Philosophy of Religion

Michael Zank , Coordinator
147 Bay State Rd., Rm 407
Boston, MA 02215
T: 617.353.4434
E: mzank@bu.edu

The graduate program in philosophy of religion explores the reasons and rationalities embedded in a variety of religious traditions and the religious dimensions embedded in a variety of philosophical traditions. Graduate students in the philosophy of religion program are expected to become conversant with the methods of religious studies (including the history and phenomenology of religion), with traditional areas of philosophical study (metaphysics, epistemology, ethics, and the history of ideas), and with the texts and normative discourses of the particular religious traditions relevant to their area of interest.
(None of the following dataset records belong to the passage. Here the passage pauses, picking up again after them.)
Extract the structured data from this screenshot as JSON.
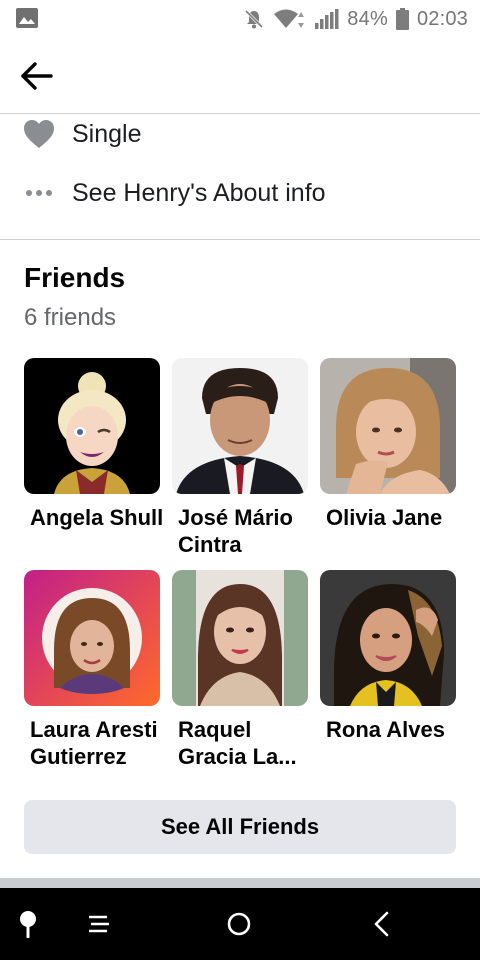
{
  "status_bar": {
    "battery_percent": "84%",
    "time": "02:03",
    "icons": [
      "gallery-icon",
      "mute-icon",
      "wifi-icon",
      "signal-icon",
      "battery-icon"
    ]
  },
  "app_bar": {
    "back_icon": "arrow-left-icon"
  },
  "about": {
    "relationship": {
      "icon": "heart-icon",
      "label": "Single"
    },
    "see_about": {
      "icon": "more-dots-icon",
      "label": "See Henry's About info"
    }
  },
  "friends": {
    "title": "Friends",
    "count": "6 friends",
    "list": [
      {
        "name": "Angela Shull",
        "avatar_bg": "#000000"
      },
      {
        "name": "José Mário Cintra",
        "avatar_bg": "#f2f2f2"
      },
      {
        "name": "Olivia Jane",
        "avatar_bg": "#d9d3cf"
      },
      {
        "name": "Laura Aresti Gutierrez",
        "avatar_bg": "#d02a7a"
      },
      {
        "name": "Raquel Gracia La...",
        "avatar_bg": "#8fa88f"
      },
      {
        "name": "Rona Alves",
        "avatar_bg": "#3a3a3a"
      }
    ],
    "see_all_label": "See All Friends"
  },
  "nav_bar": {
    "icons": [
      "pin-icon",
      "menu-icon",
      "home-circle-icon",
      "back-chevron-icon"
    ]
  },
  "colors": {
    "divider": "#cfd0d3",
    "button_bg": "#e4e6eb",
    "secondary_text": "#65676b"
  }
}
Students in the Graduate Division of Religious Studies (GDRS) have access to the faculties of the Graduate School of Arts and Sciences (GRS), the Boston University School of Theology (STH), and, through the Boston Theological Institute (BTI), other universities in the Boston area.

Doctoral students commence their programs by submitting an approved plan of study in consultation with their advisor(s). The general guidelines of the GDRS require that students take an introduction to the study of religion in their first year and a core-text course on the world’s religions. It is strongly recommended that candidates pass at least one of the two required foreign language examinations during their first year of study. Advisors determine which languages are appropriate to the student’s plan of study. Upon the completion of coursework, doctoral candidates take three qualifying examinations: (1) History of Philosophy, (2) Philosophy of Religion, and (3) a specialization exam, the particulars of which are developed in accord with the dissertation topic envisioned by the candidate. The specialization examination may be on a problem, methodology, or period in the philosophy of religion, for example, “The Problem of Creation in Medieval Philosophy,” “Pantheism in 18th- and 19th-Century European Philosophy and Theology,” “The Impact of Process Philosophy on the Philosophy of Religion,” “Phenomenology and Hermeneutics in the Study of Religion,” “Comparative Religious Ethics,” “Critical Theory and Religion,” etc. The successful completion of all qualifying examinations permits the candidate to move on to a dissertation prospectus, again in consultation with advisors. Upon approval of the prospectus, the candidate writes and defends the dissertation.

Masters degree candidates, upon the completion of coursework, may elect either to write and defend a thesis or to be examined on two major papers written during their program.

Degrees offered: Master of Arts and Doctor of Philosophy

Faculty